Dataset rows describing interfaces
┌────────

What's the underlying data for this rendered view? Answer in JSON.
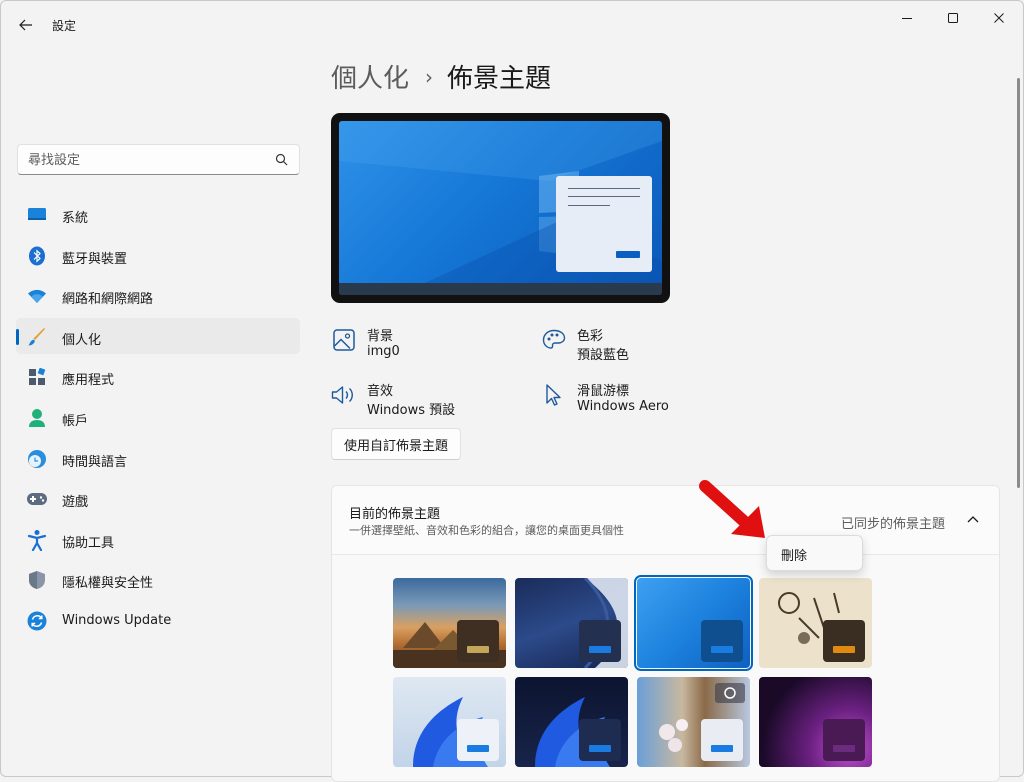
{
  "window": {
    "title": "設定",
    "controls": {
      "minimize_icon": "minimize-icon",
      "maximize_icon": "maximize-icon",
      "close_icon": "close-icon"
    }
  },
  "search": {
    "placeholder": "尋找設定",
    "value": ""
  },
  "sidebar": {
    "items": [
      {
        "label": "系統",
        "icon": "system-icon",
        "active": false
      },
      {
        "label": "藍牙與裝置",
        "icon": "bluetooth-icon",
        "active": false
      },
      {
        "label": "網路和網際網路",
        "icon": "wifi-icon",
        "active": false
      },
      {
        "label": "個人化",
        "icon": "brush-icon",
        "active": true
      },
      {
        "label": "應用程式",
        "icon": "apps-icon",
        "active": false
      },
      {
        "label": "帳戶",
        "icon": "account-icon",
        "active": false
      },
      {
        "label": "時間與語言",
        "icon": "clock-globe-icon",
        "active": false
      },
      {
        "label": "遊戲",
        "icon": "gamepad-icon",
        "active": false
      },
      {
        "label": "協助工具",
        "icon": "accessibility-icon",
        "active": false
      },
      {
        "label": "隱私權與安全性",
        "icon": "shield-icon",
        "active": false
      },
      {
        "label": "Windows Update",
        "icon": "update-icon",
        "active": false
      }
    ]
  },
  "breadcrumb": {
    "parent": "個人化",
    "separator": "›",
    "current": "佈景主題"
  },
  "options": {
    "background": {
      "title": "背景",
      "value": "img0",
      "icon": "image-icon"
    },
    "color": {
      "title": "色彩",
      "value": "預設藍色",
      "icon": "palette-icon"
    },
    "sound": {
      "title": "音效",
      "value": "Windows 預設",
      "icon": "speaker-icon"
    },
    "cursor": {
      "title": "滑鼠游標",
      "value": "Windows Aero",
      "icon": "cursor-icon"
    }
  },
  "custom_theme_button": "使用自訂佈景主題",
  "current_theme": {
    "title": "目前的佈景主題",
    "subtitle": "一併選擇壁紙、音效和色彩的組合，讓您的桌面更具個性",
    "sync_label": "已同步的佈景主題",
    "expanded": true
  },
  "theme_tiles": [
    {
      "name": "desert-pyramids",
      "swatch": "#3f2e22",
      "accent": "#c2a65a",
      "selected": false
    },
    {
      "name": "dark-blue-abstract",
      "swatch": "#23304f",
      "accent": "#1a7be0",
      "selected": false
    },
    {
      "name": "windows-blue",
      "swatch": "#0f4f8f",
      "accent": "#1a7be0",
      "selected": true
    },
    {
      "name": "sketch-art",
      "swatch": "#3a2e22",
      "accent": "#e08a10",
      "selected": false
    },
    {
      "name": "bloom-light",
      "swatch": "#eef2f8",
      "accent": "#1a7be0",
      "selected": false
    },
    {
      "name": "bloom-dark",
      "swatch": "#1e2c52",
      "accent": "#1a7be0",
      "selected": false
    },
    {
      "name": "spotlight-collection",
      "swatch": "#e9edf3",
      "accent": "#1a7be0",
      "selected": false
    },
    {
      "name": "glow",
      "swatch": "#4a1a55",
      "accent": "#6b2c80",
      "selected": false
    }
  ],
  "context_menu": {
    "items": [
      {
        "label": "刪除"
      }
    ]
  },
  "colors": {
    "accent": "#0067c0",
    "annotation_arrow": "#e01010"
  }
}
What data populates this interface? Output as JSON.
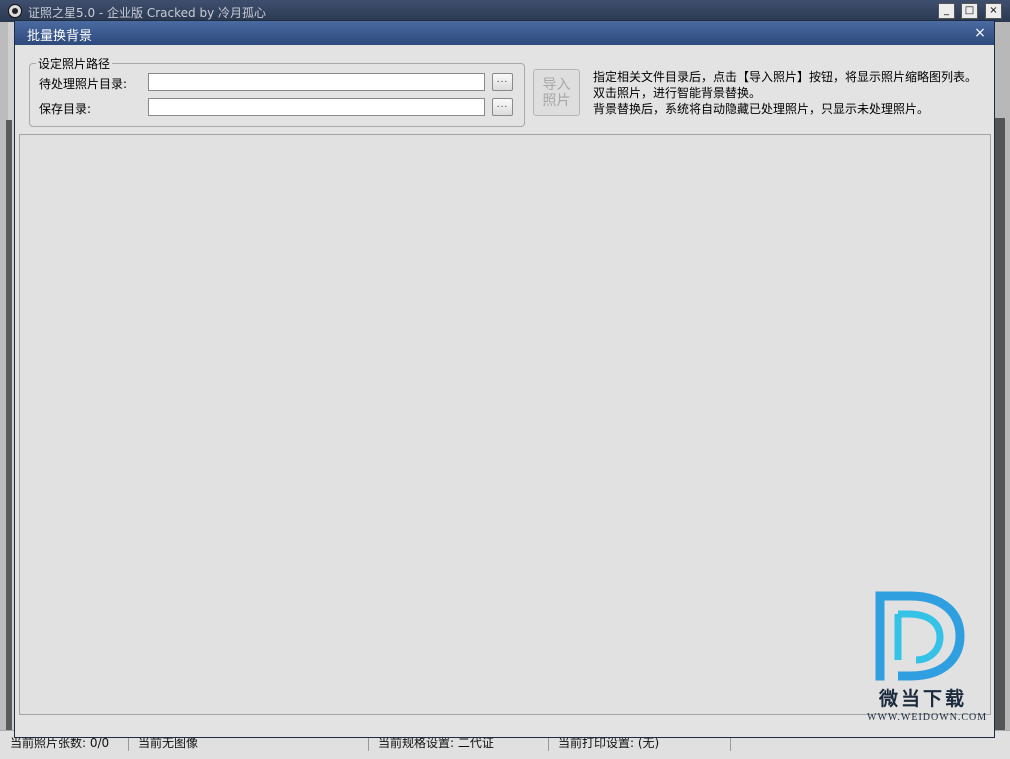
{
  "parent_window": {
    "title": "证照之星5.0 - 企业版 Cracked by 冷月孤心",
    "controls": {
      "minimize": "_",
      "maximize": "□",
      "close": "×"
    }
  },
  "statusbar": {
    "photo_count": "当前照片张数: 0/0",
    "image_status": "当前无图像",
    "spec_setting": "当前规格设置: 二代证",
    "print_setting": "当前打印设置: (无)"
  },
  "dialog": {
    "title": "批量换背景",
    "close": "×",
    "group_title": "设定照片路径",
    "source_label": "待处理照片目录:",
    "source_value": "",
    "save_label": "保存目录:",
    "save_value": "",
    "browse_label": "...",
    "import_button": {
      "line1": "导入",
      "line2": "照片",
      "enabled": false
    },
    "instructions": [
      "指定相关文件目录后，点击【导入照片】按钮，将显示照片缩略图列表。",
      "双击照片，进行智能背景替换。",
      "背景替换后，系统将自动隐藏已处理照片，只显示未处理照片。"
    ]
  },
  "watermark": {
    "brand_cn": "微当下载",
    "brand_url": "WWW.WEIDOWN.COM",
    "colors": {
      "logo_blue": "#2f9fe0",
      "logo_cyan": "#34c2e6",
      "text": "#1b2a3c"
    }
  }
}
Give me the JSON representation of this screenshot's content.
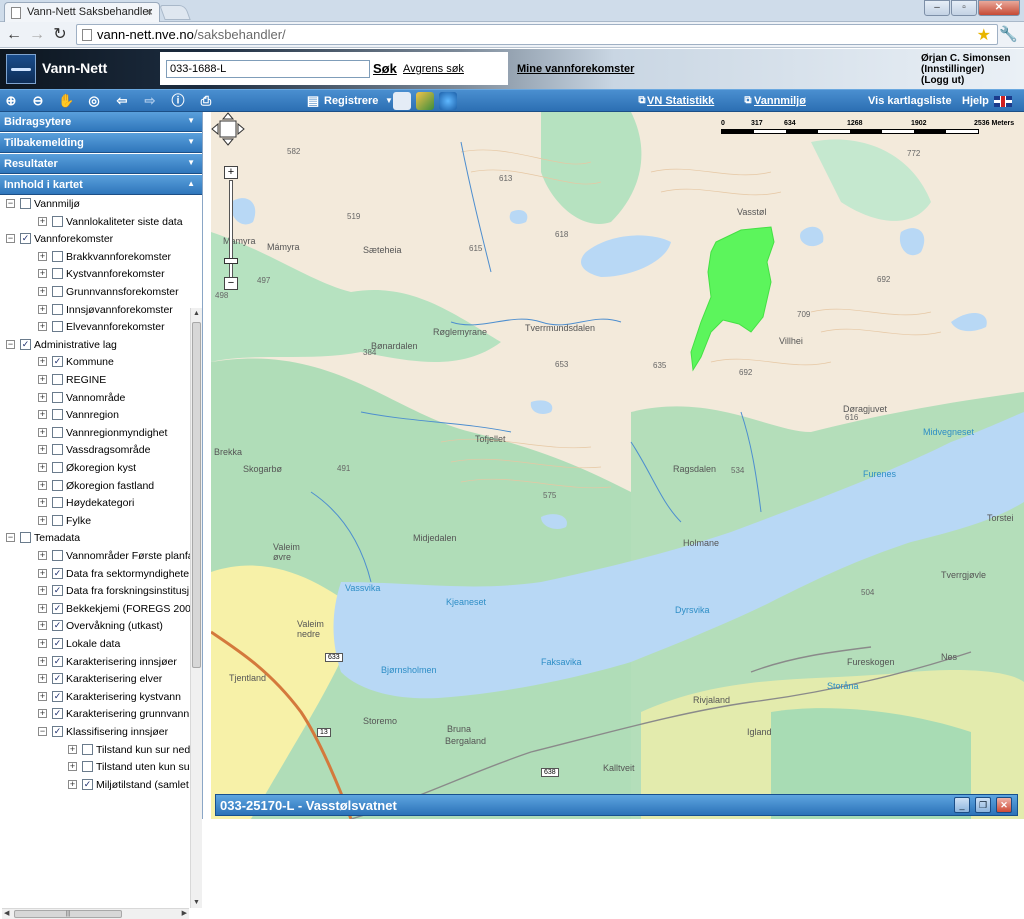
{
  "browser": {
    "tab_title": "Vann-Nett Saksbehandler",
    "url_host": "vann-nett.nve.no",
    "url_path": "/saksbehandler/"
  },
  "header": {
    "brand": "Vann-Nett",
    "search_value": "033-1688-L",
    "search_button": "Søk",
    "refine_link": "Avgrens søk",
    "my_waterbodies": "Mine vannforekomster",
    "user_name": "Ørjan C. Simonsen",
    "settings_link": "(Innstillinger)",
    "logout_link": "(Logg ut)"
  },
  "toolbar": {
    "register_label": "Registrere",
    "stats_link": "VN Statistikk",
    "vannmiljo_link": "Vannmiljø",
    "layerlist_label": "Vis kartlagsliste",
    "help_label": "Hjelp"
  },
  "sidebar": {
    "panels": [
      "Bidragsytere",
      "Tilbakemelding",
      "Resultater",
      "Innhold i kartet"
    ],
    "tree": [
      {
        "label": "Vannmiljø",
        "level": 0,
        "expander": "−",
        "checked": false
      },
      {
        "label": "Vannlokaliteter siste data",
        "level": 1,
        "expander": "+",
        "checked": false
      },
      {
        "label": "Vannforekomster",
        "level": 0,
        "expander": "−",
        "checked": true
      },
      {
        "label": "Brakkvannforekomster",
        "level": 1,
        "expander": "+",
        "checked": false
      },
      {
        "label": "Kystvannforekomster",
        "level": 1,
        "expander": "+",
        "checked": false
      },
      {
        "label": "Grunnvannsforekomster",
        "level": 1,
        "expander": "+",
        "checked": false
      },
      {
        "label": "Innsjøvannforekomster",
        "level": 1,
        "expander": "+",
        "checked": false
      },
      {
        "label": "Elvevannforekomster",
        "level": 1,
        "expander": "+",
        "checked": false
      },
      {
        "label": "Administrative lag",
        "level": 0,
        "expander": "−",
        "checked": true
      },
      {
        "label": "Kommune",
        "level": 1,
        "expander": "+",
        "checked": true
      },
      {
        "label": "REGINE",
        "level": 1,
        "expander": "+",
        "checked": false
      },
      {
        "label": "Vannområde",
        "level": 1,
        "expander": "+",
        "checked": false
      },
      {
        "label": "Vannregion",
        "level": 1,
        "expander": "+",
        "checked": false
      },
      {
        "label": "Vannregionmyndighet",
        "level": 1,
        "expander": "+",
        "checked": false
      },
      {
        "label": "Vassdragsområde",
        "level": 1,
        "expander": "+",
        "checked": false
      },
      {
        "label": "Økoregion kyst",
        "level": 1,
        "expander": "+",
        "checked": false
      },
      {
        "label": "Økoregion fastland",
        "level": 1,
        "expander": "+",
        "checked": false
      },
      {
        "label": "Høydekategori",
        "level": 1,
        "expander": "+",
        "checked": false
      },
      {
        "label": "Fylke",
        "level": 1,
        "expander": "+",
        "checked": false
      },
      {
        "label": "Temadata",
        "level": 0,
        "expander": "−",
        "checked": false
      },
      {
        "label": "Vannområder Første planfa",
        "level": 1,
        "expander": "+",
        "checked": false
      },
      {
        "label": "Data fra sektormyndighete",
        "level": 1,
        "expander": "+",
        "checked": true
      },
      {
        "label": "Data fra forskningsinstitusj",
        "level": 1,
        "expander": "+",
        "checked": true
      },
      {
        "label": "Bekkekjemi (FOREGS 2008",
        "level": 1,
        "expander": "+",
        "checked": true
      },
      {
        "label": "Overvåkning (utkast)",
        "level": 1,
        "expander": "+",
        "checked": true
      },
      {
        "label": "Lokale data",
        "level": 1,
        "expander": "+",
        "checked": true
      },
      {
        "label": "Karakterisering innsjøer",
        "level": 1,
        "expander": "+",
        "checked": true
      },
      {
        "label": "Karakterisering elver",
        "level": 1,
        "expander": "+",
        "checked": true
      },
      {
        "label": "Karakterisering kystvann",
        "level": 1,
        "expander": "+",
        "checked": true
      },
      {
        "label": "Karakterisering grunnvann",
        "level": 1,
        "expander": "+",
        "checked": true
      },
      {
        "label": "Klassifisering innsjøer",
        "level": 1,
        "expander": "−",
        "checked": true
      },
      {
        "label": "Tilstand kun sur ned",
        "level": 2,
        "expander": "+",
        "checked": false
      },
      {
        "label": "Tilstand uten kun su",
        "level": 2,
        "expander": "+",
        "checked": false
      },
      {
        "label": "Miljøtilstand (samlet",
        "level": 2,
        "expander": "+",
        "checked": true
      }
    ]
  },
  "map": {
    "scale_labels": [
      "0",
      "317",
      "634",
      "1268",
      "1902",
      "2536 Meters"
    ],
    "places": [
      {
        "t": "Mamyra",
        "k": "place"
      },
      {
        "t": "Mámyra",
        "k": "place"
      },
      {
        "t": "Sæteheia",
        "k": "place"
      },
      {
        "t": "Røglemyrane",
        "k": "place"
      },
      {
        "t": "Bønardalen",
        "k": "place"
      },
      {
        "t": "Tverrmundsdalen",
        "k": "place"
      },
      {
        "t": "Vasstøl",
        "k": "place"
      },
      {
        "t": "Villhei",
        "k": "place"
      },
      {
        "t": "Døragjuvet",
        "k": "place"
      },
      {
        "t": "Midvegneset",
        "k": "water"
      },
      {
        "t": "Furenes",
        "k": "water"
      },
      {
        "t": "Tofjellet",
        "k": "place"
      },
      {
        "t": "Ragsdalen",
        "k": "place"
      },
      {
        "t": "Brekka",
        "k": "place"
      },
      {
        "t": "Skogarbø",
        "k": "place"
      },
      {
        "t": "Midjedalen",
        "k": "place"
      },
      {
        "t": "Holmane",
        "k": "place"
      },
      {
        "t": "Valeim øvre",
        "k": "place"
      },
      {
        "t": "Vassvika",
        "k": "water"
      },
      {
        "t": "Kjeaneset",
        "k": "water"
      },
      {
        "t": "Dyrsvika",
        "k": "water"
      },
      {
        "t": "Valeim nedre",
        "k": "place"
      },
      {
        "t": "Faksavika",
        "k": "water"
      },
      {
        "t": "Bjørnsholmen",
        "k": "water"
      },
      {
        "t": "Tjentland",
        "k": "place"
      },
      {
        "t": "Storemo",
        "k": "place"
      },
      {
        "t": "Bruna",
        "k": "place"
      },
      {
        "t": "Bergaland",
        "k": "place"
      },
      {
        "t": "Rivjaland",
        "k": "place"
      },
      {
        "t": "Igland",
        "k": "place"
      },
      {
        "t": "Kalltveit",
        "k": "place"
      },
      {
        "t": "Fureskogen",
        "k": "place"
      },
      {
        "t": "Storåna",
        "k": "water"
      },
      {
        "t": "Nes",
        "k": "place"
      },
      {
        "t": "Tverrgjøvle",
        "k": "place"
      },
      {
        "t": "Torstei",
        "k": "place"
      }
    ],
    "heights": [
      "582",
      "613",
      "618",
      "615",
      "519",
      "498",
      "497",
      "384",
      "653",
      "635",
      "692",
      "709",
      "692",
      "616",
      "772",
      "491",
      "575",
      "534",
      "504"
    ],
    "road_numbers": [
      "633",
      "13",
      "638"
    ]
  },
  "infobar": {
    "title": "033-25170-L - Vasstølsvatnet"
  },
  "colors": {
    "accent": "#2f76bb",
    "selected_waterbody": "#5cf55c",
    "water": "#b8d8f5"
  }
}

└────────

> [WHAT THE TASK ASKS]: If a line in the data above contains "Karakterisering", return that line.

> [YOUR SOLUTION]:
        "label": "Karakterisering innsjøer",
        "label": "Karakterisering elver",
        "label": "Karakterisering kystvann",
        "label": "Karakterisering grunnvann",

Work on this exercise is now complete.